AIM OF THE TASK
Each line containing the string "JSON" should be copied out of the entries.

SUPPLIED DATA
'''
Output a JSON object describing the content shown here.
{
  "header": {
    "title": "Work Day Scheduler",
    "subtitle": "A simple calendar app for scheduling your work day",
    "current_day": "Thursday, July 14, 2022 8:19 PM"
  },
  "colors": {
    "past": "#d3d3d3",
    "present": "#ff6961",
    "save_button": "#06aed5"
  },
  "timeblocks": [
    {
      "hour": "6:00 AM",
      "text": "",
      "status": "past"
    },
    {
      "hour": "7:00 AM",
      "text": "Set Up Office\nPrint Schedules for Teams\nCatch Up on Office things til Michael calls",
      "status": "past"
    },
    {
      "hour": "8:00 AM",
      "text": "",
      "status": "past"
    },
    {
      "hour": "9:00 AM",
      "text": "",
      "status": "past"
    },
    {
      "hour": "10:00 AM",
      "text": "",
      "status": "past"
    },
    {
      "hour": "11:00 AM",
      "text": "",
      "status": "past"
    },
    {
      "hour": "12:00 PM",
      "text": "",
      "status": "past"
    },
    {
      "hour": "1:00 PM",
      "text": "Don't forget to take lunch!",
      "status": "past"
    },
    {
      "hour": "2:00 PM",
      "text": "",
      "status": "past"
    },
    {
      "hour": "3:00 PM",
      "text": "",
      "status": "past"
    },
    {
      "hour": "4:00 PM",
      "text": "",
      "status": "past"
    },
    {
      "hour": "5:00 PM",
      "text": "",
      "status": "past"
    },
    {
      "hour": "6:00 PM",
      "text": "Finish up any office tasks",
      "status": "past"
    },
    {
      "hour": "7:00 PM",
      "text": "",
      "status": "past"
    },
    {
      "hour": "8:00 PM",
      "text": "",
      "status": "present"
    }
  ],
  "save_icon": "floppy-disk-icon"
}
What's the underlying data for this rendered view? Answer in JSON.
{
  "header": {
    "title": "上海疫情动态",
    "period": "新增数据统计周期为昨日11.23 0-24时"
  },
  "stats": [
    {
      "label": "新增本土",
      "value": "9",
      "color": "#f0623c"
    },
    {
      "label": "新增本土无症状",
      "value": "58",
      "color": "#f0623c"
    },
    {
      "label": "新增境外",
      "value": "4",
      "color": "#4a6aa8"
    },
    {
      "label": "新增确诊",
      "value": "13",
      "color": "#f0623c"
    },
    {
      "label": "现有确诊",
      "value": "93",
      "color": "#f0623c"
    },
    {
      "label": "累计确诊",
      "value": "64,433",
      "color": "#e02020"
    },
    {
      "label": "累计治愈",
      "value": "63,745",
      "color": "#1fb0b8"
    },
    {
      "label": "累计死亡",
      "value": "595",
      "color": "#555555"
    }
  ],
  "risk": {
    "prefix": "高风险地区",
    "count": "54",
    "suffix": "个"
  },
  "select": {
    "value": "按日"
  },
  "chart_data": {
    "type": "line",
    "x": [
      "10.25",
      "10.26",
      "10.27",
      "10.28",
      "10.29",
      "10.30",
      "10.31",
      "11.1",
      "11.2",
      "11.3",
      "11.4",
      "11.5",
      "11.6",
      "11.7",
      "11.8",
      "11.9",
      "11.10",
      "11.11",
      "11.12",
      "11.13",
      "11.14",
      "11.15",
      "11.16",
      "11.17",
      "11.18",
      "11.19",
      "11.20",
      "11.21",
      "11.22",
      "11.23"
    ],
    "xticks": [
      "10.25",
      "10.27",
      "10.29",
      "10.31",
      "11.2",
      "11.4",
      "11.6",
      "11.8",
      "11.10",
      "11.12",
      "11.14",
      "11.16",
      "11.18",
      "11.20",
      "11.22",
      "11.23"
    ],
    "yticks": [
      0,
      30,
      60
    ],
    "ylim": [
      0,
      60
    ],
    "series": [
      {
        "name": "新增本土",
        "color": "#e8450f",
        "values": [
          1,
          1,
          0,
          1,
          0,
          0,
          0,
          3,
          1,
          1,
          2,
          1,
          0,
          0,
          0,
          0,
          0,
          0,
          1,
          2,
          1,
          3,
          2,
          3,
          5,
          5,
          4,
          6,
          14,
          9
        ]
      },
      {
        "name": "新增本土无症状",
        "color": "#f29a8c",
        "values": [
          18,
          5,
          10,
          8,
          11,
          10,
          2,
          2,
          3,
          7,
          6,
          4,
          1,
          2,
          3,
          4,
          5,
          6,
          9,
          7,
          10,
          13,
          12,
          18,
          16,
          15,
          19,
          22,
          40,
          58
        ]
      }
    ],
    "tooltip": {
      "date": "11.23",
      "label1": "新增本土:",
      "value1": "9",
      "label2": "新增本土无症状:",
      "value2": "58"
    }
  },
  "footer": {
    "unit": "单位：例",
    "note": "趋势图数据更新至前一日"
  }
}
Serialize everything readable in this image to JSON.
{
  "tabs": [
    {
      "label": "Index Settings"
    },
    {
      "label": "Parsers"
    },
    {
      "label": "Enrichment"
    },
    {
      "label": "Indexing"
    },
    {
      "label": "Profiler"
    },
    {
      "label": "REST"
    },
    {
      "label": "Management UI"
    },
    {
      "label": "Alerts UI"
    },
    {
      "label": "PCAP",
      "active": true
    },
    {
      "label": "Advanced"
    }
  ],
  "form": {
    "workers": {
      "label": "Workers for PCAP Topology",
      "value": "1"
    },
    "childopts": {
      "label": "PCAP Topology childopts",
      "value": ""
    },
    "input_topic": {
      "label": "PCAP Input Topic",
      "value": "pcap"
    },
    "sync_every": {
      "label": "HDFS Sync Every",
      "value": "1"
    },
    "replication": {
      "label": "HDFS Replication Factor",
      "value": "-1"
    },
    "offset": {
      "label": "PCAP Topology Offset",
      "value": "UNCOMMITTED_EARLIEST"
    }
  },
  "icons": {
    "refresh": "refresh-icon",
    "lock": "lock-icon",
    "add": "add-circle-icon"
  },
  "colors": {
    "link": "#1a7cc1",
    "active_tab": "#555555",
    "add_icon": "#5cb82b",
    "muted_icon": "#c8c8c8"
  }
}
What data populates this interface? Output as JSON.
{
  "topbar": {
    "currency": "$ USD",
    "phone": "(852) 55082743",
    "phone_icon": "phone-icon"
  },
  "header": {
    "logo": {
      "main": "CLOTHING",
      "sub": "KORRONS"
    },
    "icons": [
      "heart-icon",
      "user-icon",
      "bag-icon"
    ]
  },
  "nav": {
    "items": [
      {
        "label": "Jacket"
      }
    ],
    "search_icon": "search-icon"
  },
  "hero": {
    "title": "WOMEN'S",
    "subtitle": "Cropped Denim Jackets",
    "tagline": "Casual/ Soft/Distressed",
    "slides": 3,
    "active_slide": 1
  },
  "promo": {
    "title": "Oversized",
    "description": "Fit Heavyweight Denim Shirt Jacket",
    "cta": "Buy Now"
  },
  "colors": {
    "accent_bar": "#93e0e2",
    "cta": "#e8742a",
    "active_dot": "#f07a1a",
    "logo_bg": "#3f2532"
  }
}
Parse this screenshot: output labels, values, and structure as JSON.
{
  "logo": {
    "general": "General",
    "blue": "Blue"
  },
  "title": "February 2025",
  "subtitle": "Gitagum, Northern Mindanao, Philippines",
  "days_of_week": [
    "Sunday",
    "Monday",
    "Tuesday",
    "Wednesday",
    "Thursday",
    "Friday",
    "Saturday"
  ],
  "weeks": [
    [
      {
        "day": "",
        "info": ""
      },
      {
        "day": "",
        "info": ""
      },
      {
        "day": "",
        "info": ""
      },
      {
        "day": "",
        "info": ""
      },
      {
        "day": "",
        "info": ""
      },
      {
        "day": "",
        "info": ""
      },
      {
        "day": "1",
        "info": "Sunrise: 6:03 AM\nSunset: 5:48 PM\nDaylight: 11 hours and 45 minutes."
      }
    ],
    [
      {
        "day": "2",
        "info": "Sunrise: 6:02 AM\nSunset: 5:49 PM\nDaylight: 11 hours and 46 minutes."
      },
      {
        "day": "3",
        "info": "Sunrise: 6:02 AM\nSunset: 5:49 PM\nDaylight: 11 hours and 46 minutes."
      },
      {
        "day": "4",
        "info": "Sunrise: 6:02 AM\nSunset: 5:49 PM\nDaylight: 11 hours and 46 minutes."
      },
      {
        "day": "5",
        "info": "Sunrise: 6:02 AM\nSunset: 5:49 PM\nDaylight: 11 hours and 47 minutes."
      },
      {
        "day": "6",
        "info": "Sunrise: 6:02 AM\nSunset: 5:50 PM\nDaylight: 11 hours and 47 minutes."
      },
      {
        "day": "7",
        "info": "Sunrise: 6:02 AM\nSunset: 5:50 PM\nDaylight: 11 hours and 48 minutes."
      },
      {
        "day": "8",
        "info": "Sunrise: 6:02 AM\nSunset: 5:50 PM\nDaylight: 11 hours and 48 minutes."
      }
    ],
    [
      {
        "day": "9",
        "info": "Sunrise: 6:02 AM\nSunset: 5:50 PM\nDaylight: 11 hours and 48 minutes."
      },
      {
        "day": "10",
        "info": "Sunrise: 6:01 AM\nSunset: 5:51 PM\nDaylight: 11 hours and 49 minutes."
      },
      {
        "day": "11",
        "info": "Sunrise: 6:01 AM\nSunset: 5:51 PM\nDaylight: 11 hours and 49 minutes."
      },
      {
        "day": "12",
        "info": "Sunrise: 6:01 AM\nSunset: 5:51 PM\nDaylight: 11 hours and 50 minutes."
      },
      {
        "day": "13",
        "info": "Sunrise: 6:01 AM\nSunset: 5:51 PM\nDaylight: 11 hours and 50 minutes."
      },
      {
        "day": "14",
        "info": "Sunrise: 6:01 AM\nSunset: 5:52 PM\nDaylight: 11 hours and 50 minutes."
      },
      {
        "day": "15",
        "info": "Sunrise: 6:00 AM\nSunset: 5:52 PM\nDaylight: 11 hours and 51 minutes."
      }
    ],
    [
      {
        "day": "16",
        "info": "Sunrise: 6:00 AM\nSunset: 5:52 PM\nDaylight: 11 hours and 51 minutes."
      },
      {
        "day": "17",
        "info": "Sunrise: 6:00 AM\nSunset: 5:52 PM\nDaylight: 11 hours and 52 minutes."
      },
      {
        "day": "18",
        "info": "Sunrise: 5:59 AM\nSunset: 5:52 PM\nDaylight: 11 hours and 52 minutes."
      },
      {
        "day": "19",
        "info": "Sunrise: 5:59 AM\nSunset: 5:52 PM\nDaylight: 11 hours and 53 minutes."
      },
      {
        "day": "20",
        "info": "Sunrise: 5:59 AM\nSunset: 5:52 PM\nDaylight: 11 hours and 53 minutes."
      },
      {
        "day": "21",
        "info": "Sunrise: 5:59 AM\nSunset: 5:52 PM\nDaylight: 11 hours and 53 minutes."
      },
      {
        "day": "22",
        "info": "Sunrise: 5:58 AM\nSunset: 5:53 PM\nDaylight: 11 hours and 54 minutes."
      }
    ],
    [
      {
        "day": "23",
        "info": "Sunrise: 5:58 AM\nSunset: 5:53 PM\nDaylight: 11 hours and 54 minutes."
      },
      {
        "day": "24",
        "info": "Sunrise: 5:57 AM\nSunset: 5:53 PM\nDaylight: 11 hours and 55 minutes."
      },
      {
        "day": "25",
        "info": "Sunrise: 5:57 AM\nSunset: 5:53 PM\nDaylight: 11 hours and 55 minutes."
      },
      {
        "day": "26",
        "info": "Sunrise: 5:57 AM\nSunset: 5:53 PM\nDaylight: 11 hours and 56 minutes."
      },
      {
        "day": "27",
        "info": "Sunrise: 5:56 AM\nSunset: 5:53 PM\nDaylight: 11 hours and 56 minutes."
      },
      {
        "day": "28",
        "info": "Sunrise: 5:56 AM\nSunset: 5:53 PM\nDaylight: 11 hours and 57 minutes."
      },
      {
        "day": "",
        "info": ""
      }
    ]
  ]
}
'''
TASK SOLUTION
Output a JSON object describing the content shown here.
What's the underlying data for this rendered view? Answer in JSON.
Serialize everything readable in this image to JSON.
What data populates this interface? Output as JSON.
Parse this screenshot: output labels, values, and structure as JSON.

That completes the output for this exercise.